ACTION ITEM: What you produce should match the records below precisely, except that images are removed.

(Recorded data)
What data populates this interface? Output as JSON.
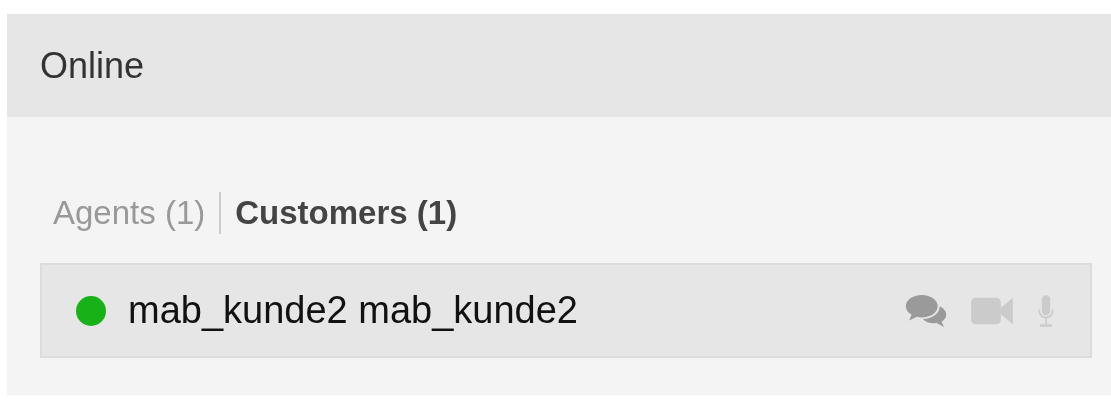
{
  "panel": {
    "title": "Online"
  },
  "tabs": [
    {
      "label": "Agents (1)",
      "selected": false
    },
    {
      "label": "Customers (1)",
      "selected": true
    }
  ],
  "users": [
    {
      "name": "mab_kunde2 mab_kunde2",
      "color": "#17b217",
      "actions": [
        {
          "kind": "chat",
          "enabled": true
        },
        {
          "kind": "video",
          "enabled": false
        },
        {
          "kind": "audio",
          "enabled": false
        }
      ]
    }
  ]
}
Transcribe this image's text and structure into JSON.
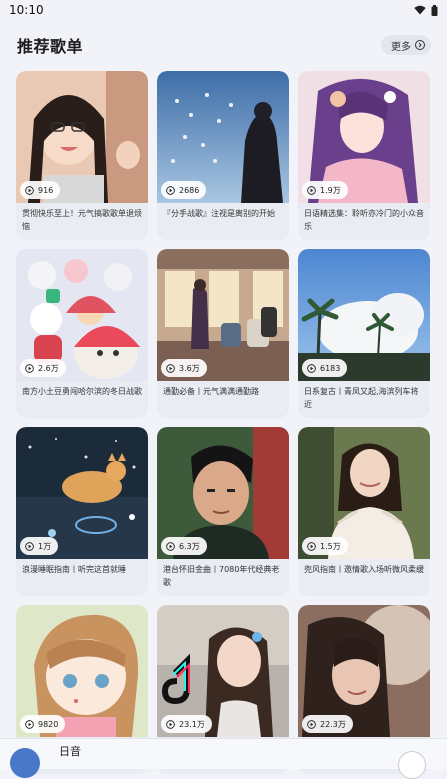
{
  "status": {
    "time": "10:10"
  },
  "section": {
    "title": "推荐歌单",
    "more_label": "更多"
  },
  "playlists": [
    {
      "plays": "916",
      "title": "贯彻快乐至上！元气搞歌歌单退烦恼"
    },
    {
      "plays": "2686",
      "title": "『分手战歌』注视是离别的开始"
    },
    {
      "plays": "1.9万",
      "title": "日语精选集：聆听亦冷门的小众音乐"
    },
    {
      "plays": "2.6万",
      "title": "南方小土豆勇闯哈尔滨的冬日战歌"
    },
    {
      "plays": "3.6万",
      "title": "通勤必备丨元气满满通勤路"
    },
    {
      "plays": "6183",
      "title": "日系复古丨青凤又起,海滨列车将近"
    },
    {
      "plays": "1万",
      "title": "浪漫睡眠指南丨听完这首就睡"
    },
    {
      "plays": "6.3万",
      "title": "港台怀旧金曲丨7080年代经典老歌"
    },
    {
      "plays": "1.5万",
      "title": "兜风指南丨邀情歌入场听微风柔缓"
    },
    {
      "plays": "9820",
      "title": ""
    },
    {
      "plays": "23.1万",
      "title": ""
    },
    {
      "plays": "22.3万",
      "title": ""
    }
  ],
  "mini_player": {
    "title": "日音"
  }
}
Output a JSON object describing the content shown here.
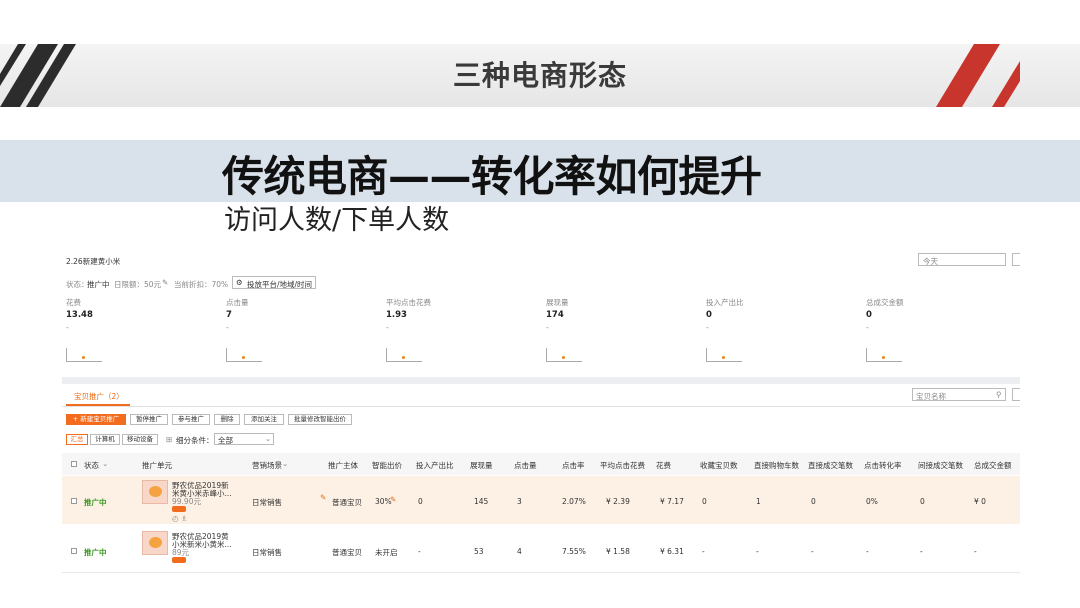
{
  "slide": {
    "header_title": "三种电商形态",
    "main_title": "传统电商——转化率如何提升",
    "subtitle": "访问人数/下单人数"
  },
  "colors": {
    "accent_red": "#c8352c",
    "accent_orange": "#f36b1c",
    "band_blue": "#d9e2ea"
  },
  "shot": {
    "plan_name": "2.26新建黄小米",
    "date_input": "今天",
    "status_line": {
      "status_label": "状态：",
      "status_value": "推广中",
      "budget": "日限额：50元",
      "discount": "当前折扣：70%",
      "platform_button": "投放平台/地域/时间"
    },
    "metrics": [
      {
        "label": "花费",
        "value": "13.48",
        "sub": "-"
      },
      {
        "label": "点击量",
        "value": "7",
        "sub": "-"
      },
      {
        "label": "平均点击花费",
        "value": "1.93",
        "sub": "-"
      },
      {
        "label": "展现量",
        "value": "174",
        "sub": "-"
      },
      {
        "label": "投入产出比",
        "value": "0",
        "sub": "-"
      },
      {
        "label": "总成交金额",
        "value": "0",
        "sub": "-"
      }
    ],
    "tab_label": "宝贝推广（2）",
    "search_placeholder": "宝贝名称",
    "toolbar": {
      "new": "新建宝贝推广",
      "pause": "暂停推广",
      "join": "参与推广",
      "delete": "删除",
      "follow": "添加关注",
      "batch": "批量修改智能出价"
    },
    "device_tabs": [
      "汇总",
      "计算机",
      "移动设备"
    ],
    "filter_label": "细分条件：",
    "filter_value": "全部",
    "columns": [
      "状态",
      "推广单元",
      "营销场景",
      "推广主体",
      "智能出价",
      "投入产出比",
      "展现量",
      "点击量",
      "点击率",
      "平均点击花费",
      "花费",
      "收藏宝贝数",
      "直接购物车数",
      "直接成交笔数",
      "点击转化率",
      "间接成交笔数",
      "总成交金额"
    ],
    "rows": [
      {
        "status": "推广中",
        "unit_line1": "野农优品2019新",
        "unit_line2": "米黄小米赤峰小...",
        "price": "99.90元",
        "scene": "日常销售",
        "subject": "普通宝贝",
        "bid": "30%",
        "roi": "0",
        "impressions": "145",
        "clicks": "3",
        "ctr": "2.07%",
        "cpc": "¥ 2.39",
        "cost": "¥ 7.17",
        "fav": "0",
        "cart": "1",
        "orders": "0",
        "cvr": "0%",
        "indirect": "0",
        "total": "¥ 0"
      },
      {
        "status": "推广中",
        "unit_line1": "野农优品2019黄",
        "unit_line2": "小米新米小黄米...",
        "price": "89元",
        "scene": "日常销售",
        "subject": "普通宝贝",
        "bid": "未开启",
        "roi": "-",
        "impressions": "53",
        "clicks": "4",
        "ctr": "7.55%",
        "cpc": "¥ 1.58",
        "cost": "¥ 6.31",
        "fav": "-",
        "cart": "-",
        "orders": "-",
        "cvr": "-",
        "indirect": "-",
        "total": "-"
      }
    ]
  }
}
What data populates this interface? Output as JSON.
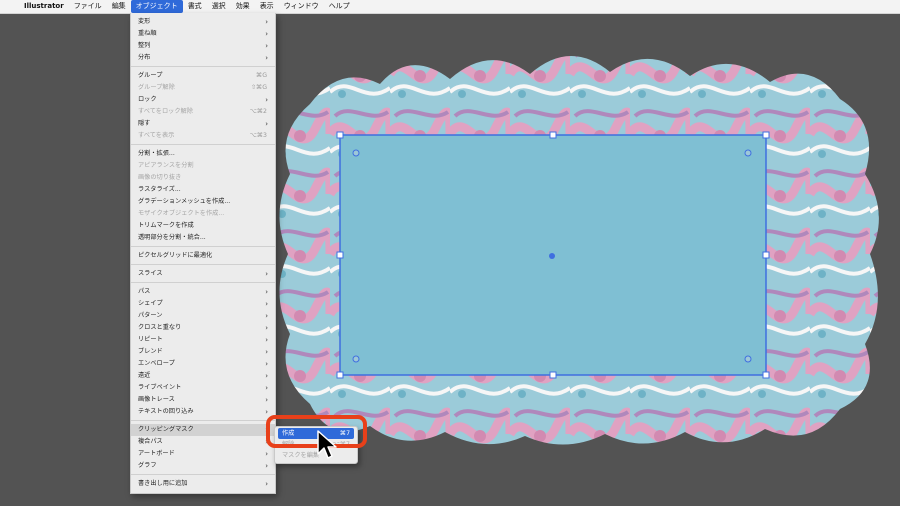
{
  "menubar": {
    "apple_icon": "apple-icon",
    "app_name": "Illustrator",
    "items": [
      "ファイル",
      "編集",
      "オブジェクト",
      "書式",
      "選択",
      "効果",
      "表示",
      "ウィンドウ",
      "ヘルプ"
    ]
  },
  "object_menu": {
    "items": [
      {
        "label": "変形",
        "submenu": true
      },
      {
        "label": "重ね順",
        "submenu": true
      },
      {
        "label": "整列",
        "submenu": true
      },
      {
        "label": "分布",
        "submenu": true
      },
      {
        "label": "グループ",
        "shortcut": "⌘G"
      },
      {
        "label": "グループ解除",
        "shortcut": "⇧⌘G",
        "disabled": true
      },
      {
        "label": "ロック",
        "submenu": true
      },
      {
        "label": "すべてをロック解除",
        "shortcut": "⌥⌘2",
        "disabled": true
      },
      {
        "label": "隠す",
        "submenu": true
      },
      {
        "label": "すべてを表示",
        "shortcut": "⌥⌘3",
        "disabled": true
      },
      {
        "label": "分割・拡張..."
      },
      {
        "label": "アピアランスを分割",
        "disabled": true
      },
      {
        "label": "画像の切り抜き",
        "disabled": true
      },
      {
        "label": "ラスタライズ..."
      },
      {
        "label": "グラデーションメッシュを作成..."
      },
      {
        "label": "モザイクオブジェクトを作成...",
        "disabled": true
      },
      {
        "label": "トリムマークを作成"
      },
      {
        "label": "透明部分を分割・統合..."
      },
      {
        "label": "ピクセルグリッドに最適化"
      },
      {
        "label": "スライス",
        "submenu": true
      },
      {
        "label": "パス",
        "submenu": true
      },
      {
        "label": "シェイプ",
        "submenu": true
      },
      {
        "label": "パターン",
        "submenu": true
      },
      {
        "label": "クロスと重なり",
        "submenu": true
      },
      {
        "label": "リピート",
        "submenu": true
      },
      {
        "label": "ブレンド",
        "submenu": true
      },
      {
        "label": "エンベロープ",
        "submenu": true
      },
      {
        "label": "遠近",
        "submenu": true
      },
      {
        "label": "ライブペイント",
        "submenu": true
      },
      {
        "label": "画像トレース",
        "submenu": true
      },
      {
        "label": "テキストの回り込み",
        "submenu": true
      },
      {
        "label": "クリッピングマスク",
        "submenu": true,
        "highlighted": true
      },
      {
        "label": "複合パス",
        "submenu": true
      },
      {
        "label": "アートボード",
        "submenu": true
      },
      {
        "label": "グラフ",
        "submenu": true
      },
      {
        "label": "書き出し用に追加",
        "submenu": true
      }
    ]
  },
  "clipping_mask_submenu": {
    "make": {
      "label": "作成",
      "shortcut": "⌘7"
    },
    "release": {
      "label": "解除",
      "shortcut": "⌥⌘7"
    },
    "edit": {
      "label": "マスクを編集"
    }
  },
  "colors": {
    "menu_highlight": "#2f6ad9",
    "callout": "#e8401a",
    "rectangle_fill": "#7fbfd3",
    "selection": "#3f6fe0",
    "canvas": "#535353"
  }
}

SOLUTION:
What data populates this interface? Output as JSON.
{
  "panel": {
    "title": "Online"
  },
  "tabs": [
    {
      "label": "Agents (1)",
      "selected": false
    },
    {
      "label": "Customers (1)",
      "selected": true
    }
  ],
  "users": [
    {
      "name": "mab_kunde2 mab_kunde2",
      "color": "#17b217",
      "actions": [
        {
          "kind": "chat",
          "enabled": true
        },
        {
          "kind": "video",
          "enabled": false
        },
        {
          "kind": "audio",
          "enabled": false
        }
      ]
    }
  ]
}
Transcribe this image's text and structure into JSON.
{
  "status": {
    "time": "10:10"
  },
  "section": {
    "title": "推荐歌单",
    "more_label": "更多"
  },
  "playlists": [
    {
      "plays": "916",
      "title": "贯彻快乐至上！元气搞歌歌单退烦恼"
    },
    {
      "plays": "2686",
      "title": "『分手战歌』注视是离别的开始"
    },
    {
      "plays": "1.9万",
      "title": "日语精选集：聆听亦冷门的小众音乐"
    },
    {
      "plays": "2.6万",
      "title": "南方小土豆勇闯哈尔滨的冬日战歌"
    },
    {
      "plays": "3.6万",
      "title": "通勤必备丨元气满满通勤路"
    },
    {
      "plays": "6183",
      "title": "日系复古丨青凤又起,海滨列车将近"
    },
    {
      "plays": "1万",
      "title": "浪漫睡眠指南丨听完这首就睡"
    },
    {
      "plays": "6.3万",
      "title": "港台怀旧金曲丨7080年代经典老歌"
    },
    {
      "plays": "1.5万",
      "title": "兜风指南丨邀情歌入场听微风柔缓"
    },
    {
      "plays": "9820",
      "title": ""
    },
    {
      "plays": "23.1万",
      "title": ""
    },
    {
      "plays": "22.3万",
      "title": ""
    }
  ],
  "mini_player": {
    "title": "日音"
  }
}
Output a JSON object describing the content shown here.
{
  "slide": {
    "header_title": "三种电商形态",
    "main_title": "传统电商——转化率如何提升",
    "subtitle": "访问人数/下单人数"
  },
  "colors": {
    "accent_red": "#c8352c",
    "accent_orange": "#f36b1c",
    "band_blue": "#d9e2ea"
  },
  "shot": {
    "plan_name": "2.26新建黄小米",
    "date_input": "今天",
    "status_line": {
      "status_label": "状态：",
      "status_value": "推广中",
      "budget": "日限额：50元",
      "discount": "当前折扣：70%",
      "platform_button": "投放平台/地域/时间"
    },
    "metrics": [
      {
        "label": "花费",
        "value": "13.48",
        "sub": "-"
      },
      {
        "label": "点击量",
        "value": "7",
        "sub": "-"
      },
      {
        "label": "平均点击花费",
        "value": "1.93",
        "sub": "-"
      },
      {
        "label": "展现量",
        "value": "174",
        "sub": "-"
      },
      {
        "label": "投入产出比",
        "value": "0",
        "sub": "-"
      },
      {
        "label": "总成交金额",
        "value": "0",
        "sub": "-"
      }
    ],
    "tab_label": "宝贝推广（2）",
    "search_placeholder": "宝贝名称",
    "toolbar": {
      "new": "新建宝贝推广",
      "pause": "暂停推广",
      "join": "参与推广",
      "delete": "删除",
      "follow": "添加关注",
      "batch": "批量修改智能出价"
    },
    "device_tabs": [
      "汇总",
      "计算机",
      "移动设备"
    ],
    "filter_label": "细分条件：",
    "filter_value": "全部",
    "columns": [
      "状态",
      "推广单元",
      "营销场景",
      "推广主体",
      "智能出价",
      "投入产出比",
      "展现量",
      "点击量",
      "点击率",
      "平均点击花费",
      "花费",
      "收藏宝贝数",
      "直接购物车数",
      "直接成交笔数",
      "点击转化率",
      "间接成交笔数",
      "总成交金额"
    ],
    "rows": [
      {
        "status": "推广中",
        "unit_line1": "野农优品2019新",
        "unit_line2": "米黄小米赤峰小...",
        "price": "99.90元",
        "scene": "日常销售",
        "subject": "普通宝贝",
        "bid": "30%",
        "roi": "0",
        "impressions": "145",
        "clicks": "3",
        "ctr": "2.07%",
        "cpc": "¥ 2.39",
        "cost": "¥ 7.17",
        "fav": "0",
        "cart": "1",
        "orders": "0",
        "cvr": "0%",
        "indirect": "0",
        "total": "¥ 0"
      },
      {
        "status": "推广中",
        "unit_line1": "野农优品2019黄",
        "unit_line2": "小米新米小黄米...",
        "price": "89元",
        "scene": "日常销售",
        "subject": "普通宝贝",
        "bid": "未开启",
        "roi": "-",
        "impressions": "53",
        "clicks": "4",
        "ctr": "7.55%",
        "cpc": "¥ 1.58",
        "cost": "¥ 6.31",
        "fav": "-",
        "cart": "-",
        "orders": "-",
        "cvr": "-",
        "indirect": "-",
        "total": "-"
      }
    ]
  }
}
What data populates this interface? Output as JSON.
{
  "menubar": {
    "apple_icon": "apple-icon",
    "app_name": "Illustrator",
    "items": [
      "ファイル",
      "編集",
      "オブジェクト",
      "書式",
      "選択",
      "効果",
      "表示",
      "ウィンドウ",
      "ヘルプ"
    ]
  },
  "object_menu": {
    "items": [
      {
        "label": "変形",
        "submenu": true
      },
      {
        "label": "重ね順",
        "submenu": true
      },
      {
        "label": "整列",
        "submenu": true
      },
      {
        "label": "分布",
        "submenu": true
      },
      {
        "label": "グループ",
        "shortcut": "⌘G"
      },
      {
        "label": "グループ解除",
        "shortcut": "⇧⌘G",
        "disabled": true
      },
      {
        "label": "ロック",
        "submenu": true
      },
      {
        "label": "すべてをロック解除",
        "shortcut": "⌥⌘2",
        "disabled": true
      },
      {
        "label": "隠す",
        "submenu": true
      },
      {
        "label": "すべてを表示",
        "shortcut": "⌥⌘3",
        "disabled": true
      },
      {
        "label": "分割・拡張..."
      },
      {
        "label": "アピアランスを分割",
        "disabled": true
      },
      {
        "label": "画像の切り抜き",
        "disabled": true
      },
      {
        "label": "ラスタライズ..."
      },
      {
        "label": "グラデーションメッシュを作成..."
      },
      {
        "label": "モザイクオブジェクトを作成...",
        "disabled": true
      },
      {
        "label": "トリムマークを作成"
      },
      {
        "label": "透明部分を分割・統合..."
      },
      {
        "label": "ピクセルグリッドに最適化"
      },
      {
        "label": "スライス",
        "submenu": true
      },
      {
        "label": "パス",
        "submenu": true
      },
      {
        "label": "シェイプ",
        "submenu": true
      },
      {
        "label": "パターン",
        "submenu": true
      },
      {
        "label": "クロスと重なり",
        "submenu": true
      },
      {
        "label": "リピート",
        "submenu": true
      },
      {
        "label": "ブレンド",
        "submenu": true
      },
      {
        "label": "エンベロープ",
        "submenu": true
      },
      {
        "label": "遠近",
        "submenu": true
      },
      {
        "label": "ライブペイント",
        "submenu": true
      },
      {
        "label": "画像トレース",
        "submenu": true
      },
      {
        "label": "テキストの回り込み",
        "submenu": true
      },
      {
        "label": "クリッピングマスク",
        "submenu": true,
        "highlighted": true
      },
      {
        "label": "複合パス",
        "submenu": true
      },
      {
        "label": "アートボード",
        "submenu": true
      },
      {
        "label": "グラフ",
        "submenu": true
      },
      {
        "label": "書き出し用に追加",
        "submenu": true
      }
    ]
  },
  "clipping_mask_submenu": {
    "make": {
      "label": "作成",
      "shortcut": "⌘7"
    },
    "release": {
      "label": "解除",
      "shortcut": "⌥⌘7"
    },
    "edit": {
      "label": "マスクを編集"
    }
  },
  "colors": {
    "menu_highlight": "#2f6ad9",
    "callout": "#e8401a",
    "rectangle_fill": "#7fbfd3",
    "selection": "#3f6fe0",
    "canvas": "#535353"
  }
}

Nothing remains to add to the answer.